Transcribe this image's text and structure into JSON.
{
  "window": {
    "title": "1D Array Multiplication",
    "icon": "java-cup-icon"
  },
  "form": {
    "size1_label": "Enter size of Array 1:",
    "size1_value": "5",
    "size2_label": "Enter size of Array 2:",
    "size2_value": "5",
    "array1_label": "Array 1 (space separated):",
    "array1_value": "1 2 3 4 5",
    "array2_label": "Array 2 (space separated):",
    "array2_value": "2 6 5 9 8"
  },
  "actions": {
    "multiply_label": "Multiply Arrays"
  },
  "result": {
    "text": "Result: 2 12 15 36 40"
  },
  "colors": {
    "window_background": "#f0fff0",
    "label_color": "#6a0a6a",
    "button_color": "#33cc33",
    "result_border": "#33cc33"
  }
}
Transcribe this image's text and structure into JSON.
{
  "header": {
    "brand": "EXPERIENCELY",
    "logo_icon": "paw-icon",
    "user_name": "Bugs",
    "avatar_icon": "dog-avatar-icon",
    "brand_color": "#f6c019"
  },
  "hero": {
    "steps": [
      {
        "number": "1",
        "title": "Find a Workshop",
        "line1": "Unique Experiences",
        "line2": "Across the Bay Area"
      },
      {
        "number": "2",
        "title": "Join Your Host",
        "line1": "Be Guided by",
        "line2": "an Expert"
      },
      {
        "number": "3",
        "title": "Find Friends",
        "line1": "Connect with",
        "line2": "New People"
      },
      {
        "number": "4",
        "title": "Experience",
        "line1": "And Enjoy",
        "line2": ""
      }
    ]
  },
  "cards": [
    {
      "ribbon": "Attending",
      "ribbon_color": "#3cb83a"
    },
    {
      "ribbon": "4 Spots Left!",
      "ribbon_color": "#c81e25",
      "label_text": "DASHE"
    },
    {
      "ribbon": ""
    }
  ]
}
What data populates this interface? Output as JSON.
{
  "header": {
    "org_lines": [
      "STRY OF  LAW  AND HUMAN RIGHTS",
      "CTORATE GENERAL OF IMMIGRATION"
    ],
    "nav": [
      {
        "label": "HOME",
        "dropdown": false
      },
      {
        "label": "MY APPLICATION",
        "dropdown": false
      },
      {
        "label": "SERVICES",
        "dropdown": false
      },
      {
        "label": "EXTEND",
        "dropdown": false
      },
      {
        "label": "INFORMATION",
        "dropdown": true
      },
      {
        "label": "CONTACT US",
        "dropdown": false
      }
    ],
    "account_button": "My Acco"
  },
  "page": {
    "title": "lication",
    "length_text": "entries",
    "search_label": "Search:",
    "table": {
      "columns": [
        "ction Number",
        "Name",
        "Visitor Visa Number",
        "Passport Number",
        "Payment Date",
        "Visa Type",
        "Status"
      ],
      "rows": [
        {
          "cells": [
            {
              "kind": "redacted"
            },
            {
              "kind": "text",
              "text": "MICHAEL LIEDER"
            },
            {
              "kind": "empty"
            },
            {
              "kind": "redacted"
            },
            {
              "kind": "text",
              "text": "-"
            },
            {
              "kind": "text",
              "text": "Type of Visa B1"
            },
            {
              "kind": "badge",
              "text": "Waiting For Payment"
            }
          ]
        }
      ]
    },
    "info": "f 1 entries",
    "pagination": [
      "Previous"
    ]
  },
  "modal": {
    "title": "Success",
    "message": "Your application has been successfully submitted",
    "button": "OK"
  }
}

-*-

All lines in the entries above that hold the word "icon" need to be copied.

    "icon": "java-cup-icon"
    "logo_icon": "paw-icon",
    "avatar_icon": "dog-avatar-icon",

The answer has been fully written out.